**Stokes' theorem** in differential geometry is a statement about the integration of differential forms which generalizes several theorems from vector calculus. It is named after Sir George Gabriel Stokes (1819-1903).

Let *M* be an oriented piecewise smooth compact manifold of dimension *n* and let ω be a *n*-1 differential form on *M* of class C^{1}. If ∂ *M* denotes the boundary of *M* with its induced orientation, then

The theorem is often used in situations where *M* is an embedded oriented submanifold of some bigger manifold on which the form ω is defined.

The theorem easily extends to linear combinations of piecewise smooth submanifolds, so-called chains. Stokes theorem then shows that closed forms defined up to an exact form can be integrated over chains defined only up to a boundary. This is the basis for the pairing between homology groups and de Rham cohomology.

The classical Kelvin-Stokes theorem:

Likewise the Ostrogradsky-Gauss theorem

The Fundamental Theorem of Calculus and Green's theorem are also special cases of the general Stokes theorem.
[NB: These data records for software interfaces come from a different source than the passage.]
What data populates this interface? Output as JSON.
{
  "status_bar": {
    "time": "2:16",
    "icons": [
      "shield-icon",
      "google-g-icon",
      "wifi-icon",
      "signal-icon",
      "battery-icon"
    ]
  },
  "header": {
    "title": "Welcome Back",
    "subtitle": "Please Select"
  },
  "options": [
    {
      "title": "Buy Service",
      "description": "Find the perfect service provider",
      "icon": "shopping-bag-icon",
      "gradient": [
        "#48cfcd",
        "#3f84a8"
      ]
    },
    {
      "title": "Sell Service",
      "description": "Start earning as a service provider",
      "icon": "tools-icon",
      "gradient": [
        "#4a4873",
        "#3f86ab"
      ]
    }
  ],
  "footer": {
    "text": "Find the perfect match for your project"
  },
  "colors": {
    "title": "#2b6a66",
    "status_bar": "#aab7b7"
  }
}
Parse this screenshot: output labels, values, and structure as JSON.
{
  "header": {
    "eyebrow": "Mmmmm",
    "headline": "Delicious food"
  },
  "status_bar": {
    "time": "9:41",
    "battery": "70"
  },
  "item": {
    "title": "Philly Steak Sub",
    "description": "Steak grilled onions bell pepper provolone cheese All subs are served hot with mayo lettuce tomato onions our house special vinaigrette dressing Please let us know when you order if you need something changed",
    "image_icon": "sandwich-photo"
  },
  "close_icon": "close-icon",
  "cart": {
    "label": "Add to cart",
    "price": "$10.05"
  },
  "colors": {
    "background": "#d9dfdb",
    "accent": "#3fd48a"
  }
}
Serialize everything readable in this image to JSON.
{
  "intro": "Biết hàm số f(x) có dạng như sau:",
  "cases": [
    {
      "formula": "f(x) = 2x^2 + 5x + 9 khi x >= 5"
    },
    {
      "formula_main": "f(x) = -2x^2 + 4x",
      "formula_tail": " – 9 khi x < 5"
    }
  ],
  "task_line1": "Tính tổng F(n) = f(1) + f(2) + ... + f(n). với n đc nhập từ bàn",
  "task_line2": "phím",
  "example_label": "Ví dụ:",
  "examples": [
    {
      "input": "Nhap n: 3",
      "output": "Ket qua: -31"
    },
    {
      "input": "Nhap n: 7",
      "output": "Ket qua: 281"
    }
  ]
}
The general form of the Stokes theorem using differential forms is more powerful than the special cases, of course, although the latter are more accessible and are often considered more convenient by practicing scientists and engineers.